* _Exercise description_
Send back the line that contains "What data populates" and all lines following it through the end of the data below, exactly, omitting pictures.

Dataset rows describing interfaces
************

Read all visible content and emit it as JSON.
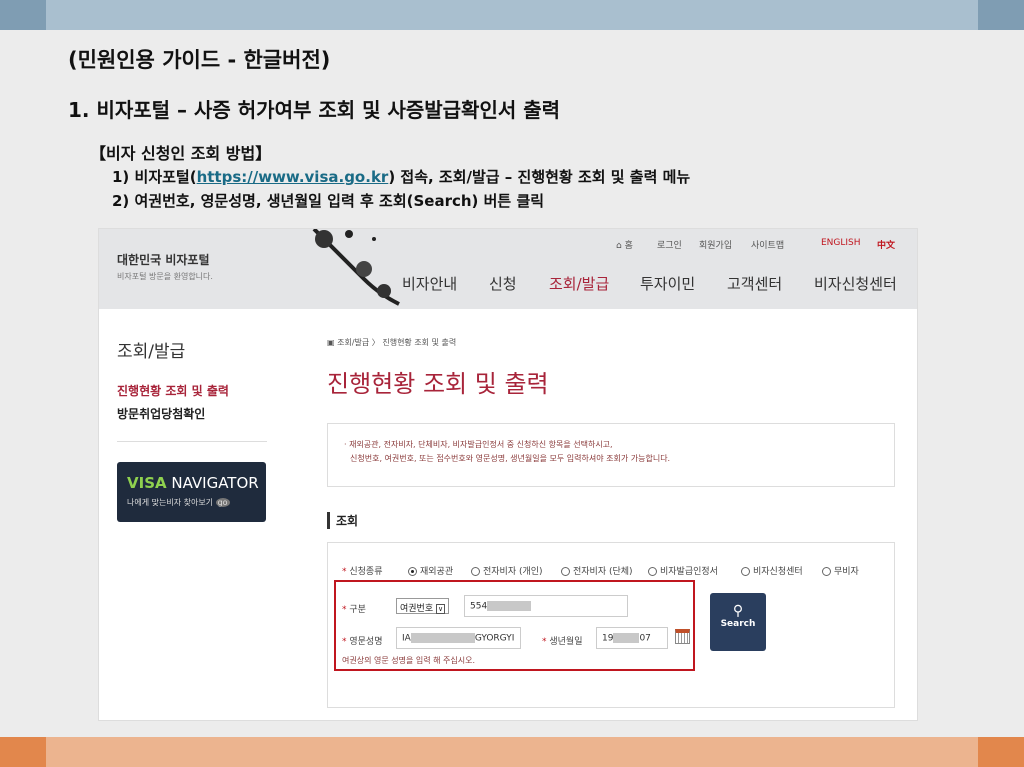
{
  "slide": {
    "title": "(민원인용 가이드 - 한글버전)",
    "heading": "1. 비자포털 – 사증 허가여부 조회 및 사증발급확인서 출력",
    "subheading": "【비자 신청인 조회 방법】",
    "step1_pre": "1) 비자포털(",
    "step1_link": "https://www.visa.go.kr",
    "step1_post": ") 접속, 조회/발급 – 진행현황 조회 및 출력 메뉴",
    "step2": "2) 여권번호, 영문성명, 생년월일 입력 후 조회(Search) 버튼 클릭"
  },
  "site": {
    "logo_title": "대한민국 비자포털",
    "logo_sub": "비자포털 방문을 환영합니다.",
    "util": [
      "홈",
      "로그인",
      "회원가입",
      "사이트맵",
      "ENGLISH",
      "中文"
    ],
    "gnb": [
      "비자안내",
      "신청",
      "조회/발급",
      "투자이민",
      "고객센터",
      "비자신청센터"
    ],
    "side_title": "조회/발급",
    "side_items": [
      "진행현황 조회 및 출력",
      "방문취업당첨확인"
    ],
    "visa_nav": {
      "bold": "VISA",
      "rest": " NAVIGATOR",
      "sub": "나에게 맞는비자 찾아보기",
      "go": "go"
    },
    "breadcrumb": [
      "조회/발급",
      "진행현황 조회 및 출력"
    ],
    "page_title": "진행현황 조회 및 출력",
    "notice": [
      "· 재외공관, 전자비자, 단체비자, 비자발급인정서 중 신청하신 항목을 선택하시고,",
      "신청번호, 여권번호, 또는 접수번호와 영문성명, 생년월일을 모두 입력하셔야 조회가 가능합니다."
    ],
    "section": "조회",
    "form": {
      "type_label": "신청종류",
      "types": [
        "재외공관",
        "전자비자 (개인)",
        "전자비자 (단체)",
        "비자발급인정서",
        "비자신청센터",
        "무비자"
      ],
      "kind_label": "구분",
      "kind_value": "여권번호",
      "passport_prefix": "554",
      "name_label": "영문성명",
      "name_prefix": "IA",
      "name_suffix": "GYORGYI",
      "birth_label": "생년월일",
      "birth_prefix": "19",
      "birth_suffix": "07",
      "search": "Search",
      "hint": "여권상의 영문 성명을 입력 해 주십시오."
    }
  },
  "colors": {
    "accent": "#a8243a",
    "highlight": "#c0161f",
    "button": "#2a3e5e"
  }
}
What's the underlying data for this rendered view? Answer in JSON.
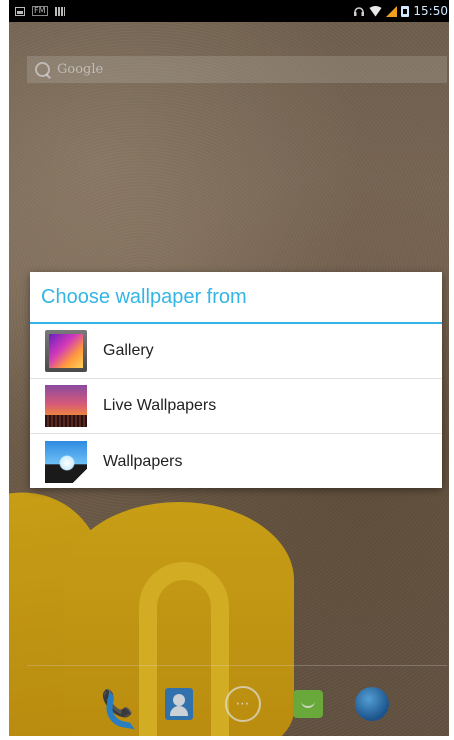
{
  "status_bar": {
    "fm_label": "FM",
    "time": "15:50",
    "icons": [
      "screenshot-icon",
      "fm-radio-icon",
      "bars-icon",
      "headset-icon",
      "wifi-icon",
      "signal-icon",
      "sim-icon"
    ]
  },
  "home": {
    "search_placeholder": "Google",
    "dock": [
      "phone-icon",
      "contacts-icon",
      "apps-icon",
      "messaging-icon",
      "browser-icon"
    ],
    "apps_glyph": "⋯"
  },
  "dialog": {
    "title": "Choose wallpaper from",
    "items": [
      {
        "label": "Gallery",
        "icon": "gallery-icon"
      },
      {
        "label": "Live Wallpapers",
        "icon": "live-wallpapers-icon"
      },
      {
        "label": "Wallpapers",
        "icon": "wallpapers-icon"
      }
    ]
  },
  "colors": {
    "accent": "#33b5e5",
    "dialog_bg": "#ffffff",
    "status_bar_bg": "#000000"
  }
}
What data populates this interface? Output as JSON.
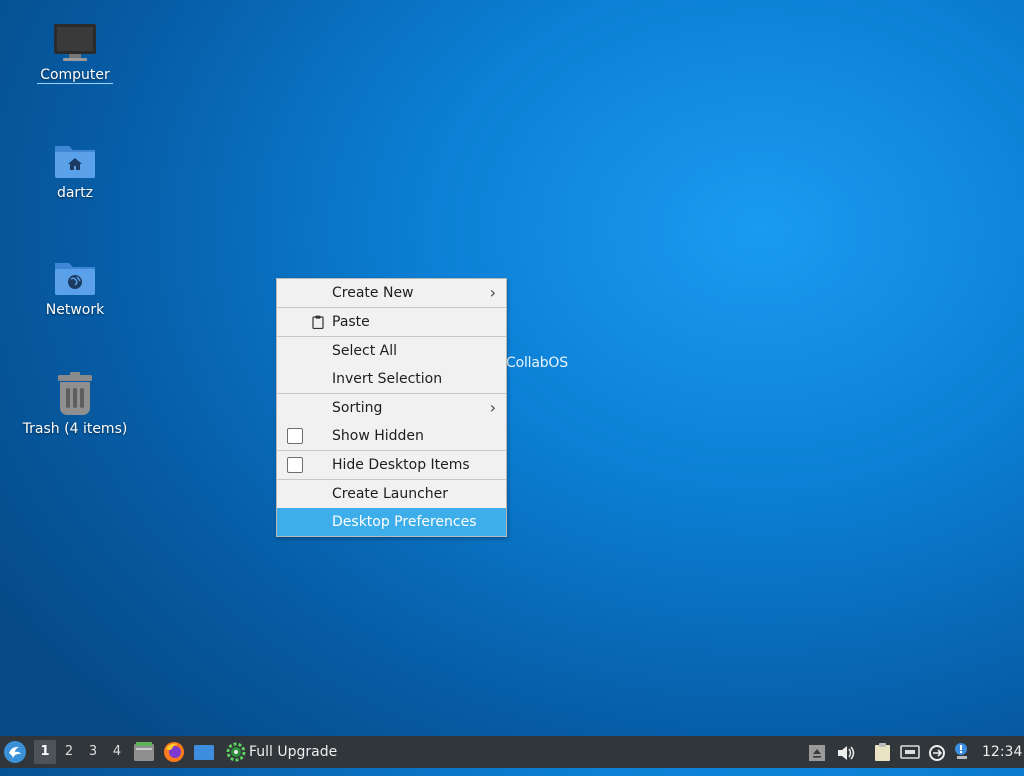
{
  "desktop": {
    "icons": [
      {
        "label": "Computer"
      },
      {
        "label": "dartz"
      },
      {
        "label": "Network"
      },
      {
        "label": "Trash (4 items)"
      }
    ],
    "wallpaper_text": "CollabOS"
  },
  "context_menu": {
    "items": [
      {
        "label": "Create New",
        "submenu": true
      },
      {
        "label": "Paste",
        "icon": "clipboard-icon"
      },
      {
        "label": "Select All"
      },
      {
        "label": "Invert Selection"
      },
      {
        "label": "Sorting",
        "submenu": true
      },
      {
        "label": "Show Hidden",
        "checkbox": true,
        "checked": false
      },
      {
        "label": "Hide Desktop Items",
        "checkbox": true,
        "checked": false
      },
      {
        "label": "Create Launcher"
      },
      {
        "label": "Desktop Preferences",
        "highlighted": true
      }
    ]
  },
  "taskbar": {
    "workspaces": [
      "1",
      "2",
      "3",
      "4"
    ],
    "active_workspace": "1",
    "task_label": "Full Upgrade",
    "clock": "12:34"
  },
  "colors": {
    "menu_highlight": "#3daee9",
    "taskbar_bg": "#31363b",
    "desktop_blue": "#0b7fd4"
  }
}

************

* _Result_
What data populates this interface? Output as JSON.
{
  "desktop": {
    "icons": [
      {
        "label": "Computer"
      },
      {
        "label": "dartz"
      },
      {
        "label": "Network"
      },
      {
        "label": "Trash (4 items)"
      }
    ],
    "wallpaper_text": "CollabOS"
  },
  "context_menu": {
    "items": [
      {
        "label": "Create New",
        "submenu": true
      },
      {
        "label": "Paste",
        "icon": "clipboard-icon"
      },
      {
        "label": "Select All"
      },
      {
        "label": "Invert Selection"
      },
      {
        "label": "Sorting",
        "submenu": true
      },
      {
        "label": "Show Hidden",
        "checkbox": true,
        "checked": false
      },
      {
        "label": "Hide Desktop Items",
        "checkbox": true,
        "checked": false
      },
      {
        "label": "Create Launcher"
      },
      {
        "label": "Desktop Preferences",
        "highlighted": true
      }
    ]
  },
  "taskbar": {
    "workspaces": [
      "1",
      "2",
      "3",
      "4"
    ],
    "active_workspace": "1",
    "task_label": "Full Upgrade",
    "clock": "12:34"
  },
  "colors": {
    "menu_highlight": "#3daee9",
    "taskbar_bg": "#31363b",
    "desktop_blue": "#0b7fd4"
  }
}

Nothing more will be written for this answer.